OTTAWA -- Universities have less than two years to find ways to recruit more women and minorities for Canada Research Chairs, or they won't get any more positions funded by the federal government.
The Social Sciences and Humanities Research Council, which reviews and approves applications from universities for Canada Research Chair positions, issued that edict this week.
Council president Ted Hewitt said the policy comes after a review process showed a lack of progress from existing efforts to get more women, minorities, people with disabilities and indigenous people appointed to research chairs.
"We said 'OK, that's it' we have to think about what we can do here to speed up progress," said Hewitt. "That was a very serious catalyst for us."
Last week Science Minister Kirsty Duncan told The Canadian Press she was dismayed about data she had just received showing universities had not improved the rate at which they recruited women for the lucrative research jobs and was prepared to force their hand.
"The action plan was in the works for some time but it was expedited after I received the news of the latest Canada Research Chair competition results," she said.
The plan means universities with at least five of the research positions will be required to submit an equity plan by Dec. 15 showing how they intend to meet the equity targets laid out by the granting council. They have until December 2019 to recruit and appoint enough researchers to meet their targets.
If their appointment applications do not match their equity targets by then, the council will withhold funding for new positions until they do.
Hewitt said universities submit twice as many male applicants as female applicants, so the council wants to find a way to force them to seek out more diverse applicants.
"At this pace, they're never going to meet their targets," he said.
Canada Research Chairs run for five or seven years and bring $100,000 or $200,000 in annual funding, depending on whether it's a more experienced tier one position, or an emerging researcher, tier two position.
Universities cannot terminate positions early to open up spaces for more diverse applicants, which is why the council is giving them a deadline more than 18 months away.
Pari Johnston, vice-president for policy and public affairs at Universities Canada, said the new policy does not come as a surprise for universities.
"We very much share the minister's commitment to diversity outcomes in the program," she said "We have in fact been developing and working on this file for a long time. This wasn't a surprise to us. We are ready to respond."

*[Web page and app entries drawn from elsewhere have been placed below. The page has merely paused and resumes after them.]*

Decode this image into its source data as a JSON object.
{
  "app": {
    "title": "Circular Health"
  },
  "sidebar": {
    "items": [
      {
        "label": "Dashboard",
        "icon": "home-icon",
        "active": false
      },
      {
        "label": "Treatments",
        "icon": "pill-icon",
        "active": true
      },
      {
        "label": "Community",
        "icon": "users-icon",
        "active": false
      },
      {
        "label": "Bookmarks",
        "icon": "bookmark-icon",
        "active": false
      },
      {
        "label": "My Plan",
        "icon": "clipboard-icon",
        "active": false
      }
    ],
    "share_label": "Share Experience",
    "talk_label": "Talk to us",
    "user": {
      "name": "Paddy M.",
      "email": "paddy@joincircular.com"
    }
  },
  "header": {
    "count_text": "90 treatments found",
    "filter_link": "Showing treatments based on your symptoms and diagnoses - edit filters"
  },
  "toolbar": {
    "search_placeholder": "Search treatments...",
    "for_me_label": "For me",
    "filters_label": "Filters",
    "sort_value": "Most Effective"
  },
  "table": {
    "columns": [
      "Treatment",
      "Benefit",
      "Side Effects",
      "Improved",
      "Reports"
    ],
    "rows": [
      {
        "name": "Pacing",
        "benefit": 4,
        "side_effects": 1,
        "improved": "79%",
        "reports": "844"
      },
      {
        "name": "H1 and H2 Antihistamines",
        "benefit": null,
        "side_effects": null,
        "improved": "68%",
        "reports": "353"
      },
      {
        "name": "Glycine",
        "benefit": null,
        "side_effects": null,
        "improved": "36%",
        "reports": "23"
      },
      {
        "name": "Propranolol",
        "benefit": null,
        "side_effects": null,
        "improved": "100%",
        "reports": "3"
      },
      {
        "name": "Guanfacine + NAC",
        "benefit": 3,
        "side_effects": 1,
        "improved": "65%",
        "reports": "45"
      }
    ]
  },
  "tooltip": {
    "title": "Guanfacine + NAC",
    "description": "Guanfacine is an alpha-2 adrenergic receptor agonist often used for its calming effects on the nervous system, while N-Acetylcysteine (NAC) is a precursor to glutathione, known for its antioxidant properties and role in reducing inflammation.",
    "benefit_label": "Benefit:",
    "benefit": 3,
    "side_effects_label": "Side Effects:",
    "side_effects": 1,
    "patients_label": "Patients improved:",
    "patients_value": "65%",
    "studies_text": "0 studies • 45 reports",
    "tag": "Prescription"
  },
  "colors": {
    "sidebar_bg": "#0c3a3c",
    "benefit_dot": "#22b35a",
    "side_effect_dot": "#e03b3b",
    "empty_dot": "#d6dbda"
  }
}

Johnston said the time frame is reasonable and there are meetings planned between institutions next week to begin sharing information on diverse recruitment.
The program provides $265 million a year to pay for up to 2,000 research positions in engineering, natural sciences, health sciences, humanities and social sciences.
As of this month, there are 1,615 positions filled, of which 30 per cent are held by women. Women account for just 17 per cent of the more lucrative tier one jobs and 37 per cent of the tier two jobs.
The program also wants to increase the presence of people with disabilities, visible minorities and indigenous people. In the 2015 to 2017 period, 15 per cent of researchers were from visible minorities, which met the target set by the council. However only one per cent of positions were filled by a researcher who had a disability, below the four per cent target. The universities had granted positions to about 16 indigenous researchers, which met the one per cent target.